For parents who keep their kids' health in mind, candy corn — the quintessential Halloween candy — can seem like a dangerous enough Halloween treat, thanks to its high levels of sugar and the sometimes incredible quantities in which kids can consume it after trick-or-treating. But as medical marijuana becomes legalized across the United States, should parents be worrying about more than just high fructose corn syrup? Is edible marijuana a threat to kids' Halloween candy?
According to the Florida Sheriffs Association, yes. They believe marijuana-laced candy could potentially be mixed into children's Halloween treats in upcoming years, and they've asked parents across the state to keep an eye out for it. Speaking at a news conference hosted by the organization Don't Let Florida Go to Pot on Monday, Orange County sheriff Jerry Demings warned parents:
It looks like any other candy. Sometimes there's just mean-spirited people who infuse these type of products into our society to create confusion and injure our children and other people.
Some, however, are saying that the Sheriffs Association's press statement was simply a way to try to drum up opposition to Amendment 2, which would legalize medical marijuana in Florida and would require a minimum 60 percent approval rate from the state's voters in order to be passed.
"This argument that children are going to get a hold of edibles and it's going to cause them harm is absolutely absurd," Matt Morgan, an attorney and supporter of People United for Medical Marijuana, told Bay News 9 on Monday. "If one wanted to cause a child harm during Halloween, they could put rat poison in a Reese's Cup. Why would they give a child an edible lollipop as has been suggested by the No on 2 campaign?"
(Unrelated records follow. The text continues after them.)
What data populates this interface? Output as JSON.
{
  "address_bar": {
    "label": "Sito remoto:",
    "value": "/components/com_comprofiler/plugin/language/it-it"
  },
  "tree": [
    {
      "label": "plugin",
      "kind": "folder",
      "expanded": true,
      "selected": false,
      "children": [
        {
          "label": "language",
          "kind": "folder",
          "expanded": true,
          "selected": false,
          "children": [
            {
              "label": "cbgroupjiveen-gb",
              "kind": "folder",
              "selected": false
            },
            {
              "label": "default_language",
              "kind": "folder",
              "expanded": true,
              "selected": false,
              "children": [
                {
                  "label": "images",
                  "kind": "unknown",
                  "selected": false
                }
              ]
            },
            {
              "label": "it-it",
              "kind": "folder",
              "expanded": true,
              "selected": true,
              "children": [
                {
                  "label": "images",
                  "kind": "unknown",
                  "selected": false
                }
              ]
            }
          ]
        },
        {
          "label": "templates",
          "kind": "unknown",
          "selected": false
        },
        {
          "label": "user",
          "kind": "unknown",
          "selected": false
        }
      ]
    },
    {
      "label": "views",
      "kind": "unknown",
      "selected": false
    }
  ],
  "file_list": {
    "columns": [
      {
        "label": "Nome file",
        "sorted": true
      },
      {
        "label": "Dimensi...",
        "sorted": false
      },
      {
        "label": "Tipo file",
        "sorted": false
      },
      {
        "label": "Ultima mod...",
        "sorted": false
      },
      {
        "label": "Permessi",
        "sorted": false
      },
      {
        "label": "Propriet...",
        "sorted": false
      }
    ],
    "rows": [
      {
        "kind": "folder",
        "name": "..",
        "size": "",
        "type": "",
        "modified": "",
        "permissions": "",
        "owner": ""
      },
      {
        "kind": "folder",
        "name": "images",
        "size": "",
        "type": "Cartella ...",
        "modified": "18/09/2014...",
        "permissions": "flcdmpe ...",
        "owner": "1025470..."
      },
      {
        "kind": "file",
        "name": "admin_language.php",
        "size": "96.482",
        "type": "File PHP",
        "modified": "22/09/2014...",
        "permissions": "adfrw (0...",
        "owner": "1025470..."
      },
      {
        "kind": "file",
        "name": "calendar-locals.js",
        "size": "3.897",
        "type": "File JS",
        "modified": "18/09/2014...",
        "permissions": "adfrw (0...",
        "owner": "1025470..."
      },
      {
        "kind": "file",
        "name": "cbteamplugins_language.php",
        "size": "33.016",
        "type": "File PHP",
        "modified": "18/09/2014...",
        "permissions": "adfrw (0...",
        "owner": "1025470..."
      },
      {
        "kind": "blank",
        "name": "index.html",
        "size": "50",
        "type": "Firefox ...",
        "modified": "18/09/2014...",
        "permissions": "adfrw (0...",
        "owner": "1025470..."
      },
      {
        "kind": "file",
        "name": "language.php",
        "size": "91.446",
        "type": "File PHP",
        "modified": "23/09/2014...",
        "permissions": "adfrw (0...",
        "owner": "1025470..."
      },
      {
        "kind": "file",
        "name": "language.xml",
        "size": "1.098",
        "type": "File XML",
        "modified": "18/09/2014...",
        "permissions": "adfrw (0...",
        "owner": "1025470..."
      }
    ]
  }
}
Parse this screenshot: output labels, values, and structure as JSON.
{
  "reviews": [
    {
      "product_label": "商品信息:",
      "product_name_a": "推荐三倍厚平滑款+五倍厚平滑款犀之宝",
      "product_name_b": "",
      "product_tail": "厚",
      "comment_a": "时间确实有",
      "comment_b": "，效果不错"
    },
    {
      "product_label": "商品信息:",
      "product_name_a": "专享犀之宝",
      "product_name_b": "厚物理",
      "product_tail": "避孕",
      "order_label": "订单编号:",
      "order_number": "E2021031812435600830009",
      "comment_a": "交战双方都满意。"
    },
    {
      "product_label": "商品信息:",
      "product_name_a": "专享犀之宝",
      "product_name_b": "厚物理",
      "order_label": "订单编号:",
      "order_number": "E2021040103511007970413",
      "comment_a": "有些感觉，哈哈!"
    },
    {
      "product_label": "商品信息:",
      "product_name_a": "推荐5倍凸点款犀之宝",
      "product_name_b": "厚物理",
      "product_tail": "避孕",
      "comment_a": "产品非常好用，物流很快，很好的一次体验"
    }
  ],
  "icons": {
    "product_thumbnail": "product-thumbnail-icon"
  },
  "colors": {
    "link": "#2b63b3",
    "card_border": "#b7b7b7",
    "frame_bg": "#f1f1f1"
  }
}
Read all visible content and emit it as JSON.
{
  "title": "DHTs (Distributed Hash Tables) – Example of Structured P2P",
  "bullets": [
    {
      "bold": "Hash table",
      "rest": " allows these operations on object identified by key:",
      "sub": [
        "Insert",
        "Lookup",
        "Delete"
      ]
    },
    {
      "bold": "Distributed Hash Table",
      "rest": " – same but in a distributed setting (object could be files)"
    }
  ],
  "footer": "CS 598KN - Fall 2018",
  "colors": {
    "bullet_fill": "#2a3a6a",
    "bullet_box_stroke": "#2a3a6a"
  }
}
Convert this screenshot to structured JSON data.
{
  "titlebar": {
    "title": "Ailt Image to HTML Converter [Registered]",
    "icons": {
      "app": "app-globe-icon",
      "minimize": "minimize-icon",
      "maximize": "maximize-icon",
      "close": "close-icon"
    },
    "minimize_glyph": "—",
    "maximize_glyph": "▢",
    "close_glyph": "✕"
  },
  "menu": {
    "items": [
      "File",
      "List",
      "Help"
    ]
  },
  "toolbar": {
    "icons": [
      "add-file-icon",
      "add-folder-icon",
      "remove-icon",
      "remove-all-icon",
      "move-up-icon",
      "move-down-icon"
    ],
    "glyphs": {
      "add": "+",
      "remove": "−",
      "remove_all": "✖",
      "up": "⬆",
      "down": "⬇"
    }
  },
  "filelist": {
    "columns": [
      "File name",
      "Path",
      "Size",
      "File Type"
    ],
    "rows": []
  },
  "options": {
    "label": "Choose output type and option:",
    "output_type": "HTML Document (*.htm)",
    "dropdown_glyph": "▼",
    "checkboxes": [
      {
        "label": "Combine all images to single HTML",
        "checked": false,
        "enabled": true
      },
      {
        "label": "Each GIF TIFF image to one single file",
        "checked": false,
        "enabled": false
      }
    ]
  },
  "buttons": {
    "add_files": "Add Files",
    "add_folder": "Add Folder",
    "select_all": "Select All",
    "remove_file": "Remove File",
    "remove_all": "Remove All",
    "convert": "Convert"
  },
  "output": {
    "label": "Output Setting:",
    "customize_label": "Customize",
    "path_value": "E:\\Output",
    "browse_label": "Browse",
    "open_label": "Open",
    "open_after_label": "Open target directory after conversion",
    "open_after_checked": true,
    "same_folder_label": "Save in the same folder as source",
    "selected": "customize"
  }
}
One recent study looked at children's unintentional consumption of marijuana in Colorado, and while the incidence of children ingesting marijuana did increase after Colorado's legalization of medical and recreational marijuana, children's consumption of it was often linked to the use of non-childproof containers or poor child supervision (on behalf of parents using the product) or product storage.
However, when it came to giving examples of other states experiencing marijuana-laced Halloween candy, Demings was unable to provide any.
Whether you think the Florida Sheriffs Association's concerns are legitimate, it's likely best to proceed with the same Halloween safety tips safety officials have always recommended: check children's candy thoroughly, look out for allergy triggers, and fish choking hazards out of their trick-or-treating bags before they start snacking. If you're inspecting your kids' candy before they consume it, you'll likely catch any errant "Pot-tarts" or "Nugtella" treats in their bags, as well.